You know the word pobrecito if you grew up, like I did, with Spanish-speaking grandparents who could shift its meaning from sympathy to sarcasm with the arc of an eyebrow. “You poor little thing,” it means, roughly.

When I fell off my bike, pobrecita came as a concerned consolation. Little kids can be helpless sometimes, poor little things that need a hand. When I was upset because I couldn’t have another cookie, the word became a warm-hearted teasing from my grandmother: “How awful!” Lately I’ve noticed the earnest sentiment of pobrecito somewhere else: the halls, meeting rooms and offices of state and school leaders, and those running for office.

It’s well-intended no doubt, but some of our leaders have a problematic pobrecito mentality toward New Mexico’s most underserved kids – kids who live in tough emotional environments or in poverty; who are dealing with the day-to-day realities of immigration; or who come from certain backgrounds and live in certain ZIP codes.

Amid the bureaucratic hand-wringing over public education, I hear an undeniable, “Oh, those poor things,” that smacks of a sense of resignation.

Yes, children from low-income households, Hispanic and black students, are behind academically in New Mexico. But isn’t the job of adults in charge to believe that we can change that?

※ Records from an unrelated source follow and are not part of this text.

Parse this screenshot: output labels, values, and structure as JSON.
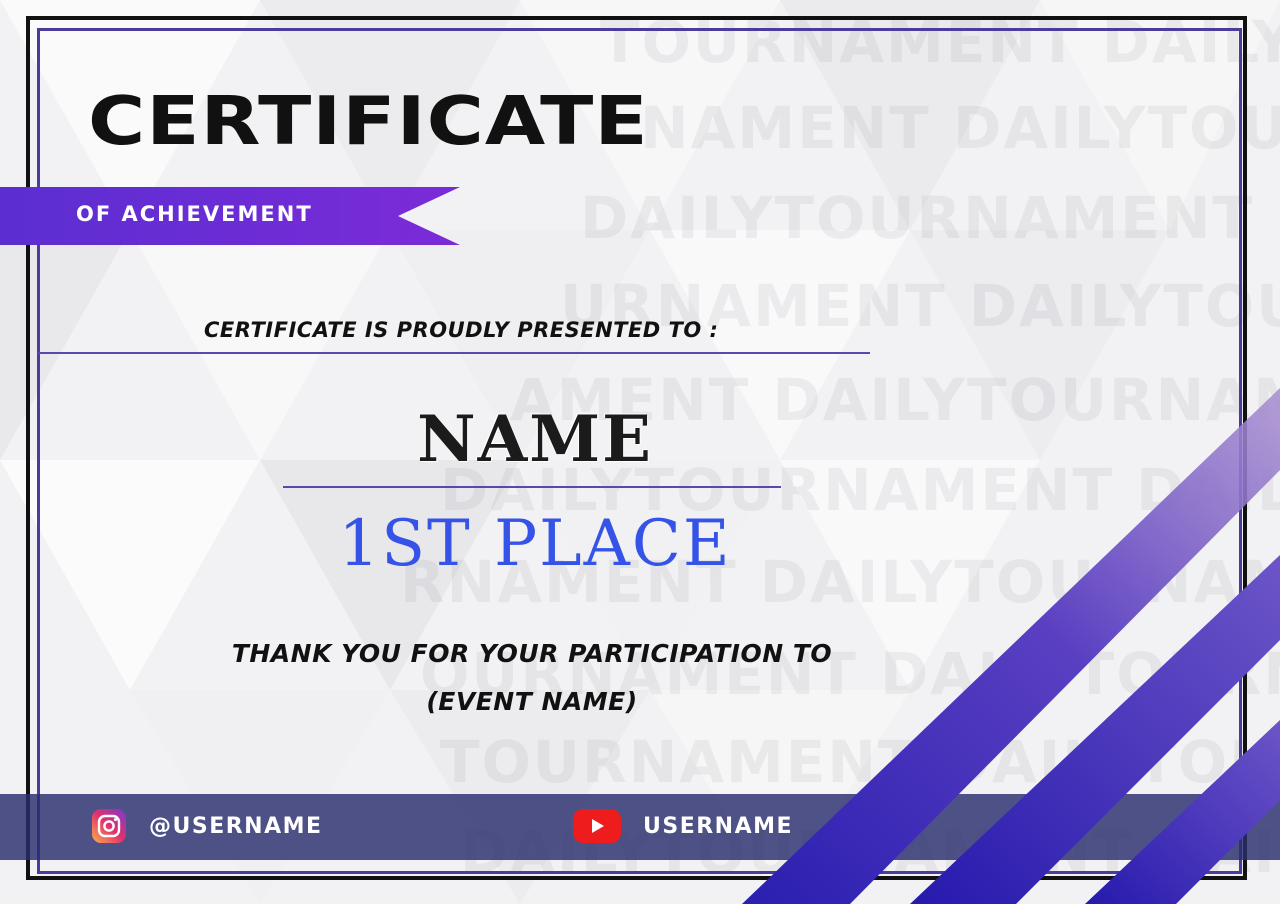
{
  "certificate": {
    "title": "CERTIFICATE",
    "subtitle": "OF ACHIEVEMENT",
    "presented_to": "CERTIFICATE IS PROUDLY PRESENTED TO :",
    "recipient_name": "NAME",
    "placement": "1ST PLACE",
    "thanks_line1": "THANK YOU FOR YOUR PARTICIPATION TO",
    "thanks_line2": "(EVENT NAME)"
  },
  "watermark": {
    "lines": [
      "TOURNAMENT DAILYTOURNAMENT DAILYTOURNAMENT",
      "NAMENT DAILYTOURNAMENT DAILYTOURNAMENT DAILY",
      "DAILYTOURNAMENT DAILYTOURNAMENT DAILYTOURNAMENT",
      "URNAMENT DAILYTOURNAMENT DAILYTOURNAMENT DAILY",
      "AMENT DAILYTOURNAMENT DAILYTOURNAMENT DAILY",
      "DAILYTOURNAMENT DAILYTOURNAMENT DAILYTOURNAMENT",
      "RNAMENT DAILYTOURNAMENT DAILYTOURNAMENT DAILY",
      "OURNAMENT DAILYTOURNAMENT DAILYTOURNAMENT",
      "TOURNAMENT DAILYTOURNAMENT DAILYTOURNAMENT",
      "DAILYTOURNAMENT DAILYTOURNAMENT DAILYTOURNAMENT"
    ]
  },
  "footer": {
    "instagram_handle": "@USERNAME",
    "youtube_handle": "USERNAME",
    "instagram_icon": "instagram-icon",
    "youtube_icon": "youtube-icon"
  },
  "colors": {
    "accent_purple": "#5a2fd6",
    "ribbon_start": "#5b2ed1",
    "ribbon_end": "#7b2bd8",
    "placement_blue": "#3553e6",
    "footer_bar": "#282d6e",
    "stripe": "#3a23b8"
  }
}
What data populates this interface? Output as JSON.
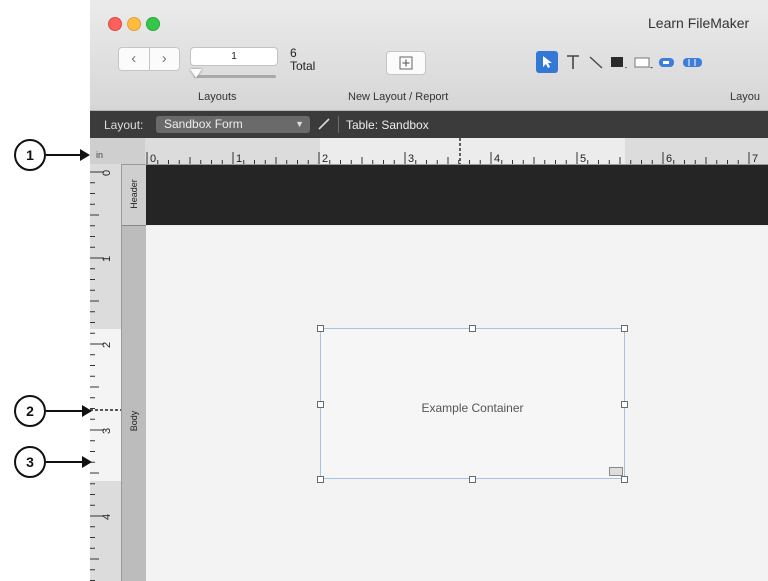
{
  "window": {
    "title": "Learn FileMaker"
  },
  "toolbar": {
    "record_value": "1",
    "count": "6",
    "total_label": "Total",
    "layouts_label": "Layouts",
    "new_layout_label": "New Layout / Report",
    "layout_tools_label": "Layou"
  },
  "layout_bar": {
    "layout_label": "Layout:",
    "layout_name": "Sandbox Form",
    "table_label": "Table: Sandbox"
  },
  "ruler": {
    "unit": "in",
    "h_numbers": [
      "0",
      "1",
      "2",
      "3",
      "4",
      "5",
      "6",
      "7"
    ],
    "v_numbers": [
      "0",
      "1",
      "2",
      "3",
      "4"
    ]
  },
  "parts": {
    "header": "Header",
    "body": "Body"
  },
  "container": {
    "label": "Example Container"
  },
  "callouts": [
    "1",
    "2",
    "3"
  ],
  "colors": {
    "accent": "#3478d7",
    "header_band": "#252525",
    "selection": "#a7c1e3"
  }
}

Education is the cause that drives my nonprofit NewMexicoKidsCAN, and the pressing need for transformation in our schools to dismantle structures of oppression and inequity that keep far too many of our diverse students in the margins. I thought that’s why everyone came to this work.

All of our kids – even those who are struggling most – have a singular potential and can rise to great challenges. New Mexico’s best educators are proving this true. In West Las Vegas, for instance, nine in 10 students at Union Elementary are Hispanic, and seven in 10 come from low-income households. They were among the top 25 schools in New Mexico this year, just like other diverse schools that include Corona Elementary in Corona, Anthony Elementary in Gadsden and College and Career High School in Albuquerque.

I can’t help but wonder what some officials are thinking when I hear them extend pity to our struggling kids instead of messages of perseverance and empowerment, lowering standards for students in distress rather than doubling down on wraparound care and raising the bar so the same kids may rise one day from their struggles.

As I grew older, I heard pobrecita less and less – even when the challenges of life became more serious than a scraped knee. Back then we didn’t track what experts in social-emotional learning call ACEs: adverse childhood experiences. Today we know that New Mexico has the highest rate in the country of children suffering through traumas on the list, which range from abuse and neglect to the death of a parent and living in extreme economic insecurity. That’s one in five New Mexico kids – and I was one of them, even within a loving and safe family environment.

I was blessed to have strong support from my loved ones, teachers and friends. But no one said pobrecita because they felt I was helpless or that I couldn’t rise above my circumstances. No one suggested I should do less, try less or envision less for myself. On the contrary, they knew that setting a high bar and working toward my full potential would get me through the storm, as well as preparing me to weather the rest of life’s challenges with improved agency and skill each time.

The same is true for all children. As we approach Election Day and prepare for the 2019 legislative session, we must know more than what candidates and leaders think about the issues. We must know what they believe about our kids: whether they see every child’s great potential to overcome adversity and live their wildest dreams, or if they see a limit on a child’s ability because of conditions beyond their control.